In this brilliant TED talk, Daniel Kahneman talks about the tensions between our experiencing self and our remembering self.
He says that our memories of the past inform our expectations of the future and determine our decision making.
The problem is that our memories are inaccurate. We fail to notice so much of what is happening in the present moment. Our memory of whether we enjoyed something is overly influenced by how the last few minutes of the experience went (Kahneman explains that it is the last minute of a colonoscopy that determine how we view the experience – good to know!). Each time we tell the story of what happened (even just to ourselves) we unconsciously slightly change the story.
Daniel Kahneman suggests that this causes us a significant problem. Our remembering self forces our experiencing self to do things that aren’t really in our best interests. We work to earn more and more money (even though, once we are comfortably off, it won’t make much difference to our happiness). We spend our money on long, expensive holidays (even though a longer holiday doesn’t actually make us much happier than a shorter one). We avoid doing what matters (calling Grandma; expressing our view in a meeting; doing our exercises) because our memory of the last time we did it suggests it will make us feel bad.
So how do we manage this tension? How do we make wise decisions?
The research evidence is growing that a helpful approach is to:
- Hold the stories our remembering self tells us lightly – sometimes they are useful and sometimes not so much.

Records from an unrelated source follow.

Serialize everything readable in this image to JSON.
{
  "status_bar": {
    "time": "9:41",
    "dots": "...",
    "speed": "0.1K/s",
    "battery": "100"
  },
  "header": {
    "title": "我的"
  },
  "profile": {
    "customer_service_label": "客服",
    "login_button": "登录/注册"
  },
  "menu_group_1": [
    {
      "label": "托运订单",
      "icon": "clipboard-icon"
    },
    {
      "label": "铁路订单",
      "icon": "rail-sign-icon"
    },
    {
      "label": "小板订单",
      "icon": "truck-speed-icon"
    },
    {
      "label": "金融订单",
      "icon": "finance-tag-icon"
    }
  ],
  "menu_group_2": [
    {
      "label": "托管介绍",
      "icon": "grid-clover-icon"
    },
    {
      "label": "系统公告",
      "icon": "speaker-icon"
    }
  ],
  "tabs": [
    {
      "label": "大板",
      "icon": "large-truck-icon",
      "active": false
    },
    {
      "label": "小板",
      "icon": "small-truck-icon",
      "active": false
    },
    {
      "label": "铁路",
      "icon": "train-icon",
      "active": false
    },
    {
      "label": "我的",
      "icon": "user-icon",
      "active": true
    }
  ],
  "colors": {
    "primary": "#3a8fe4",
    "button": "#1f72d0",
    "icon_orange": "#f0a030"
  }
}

- Clarify our values (what we want our life to be about) and then use them to guide our decision making.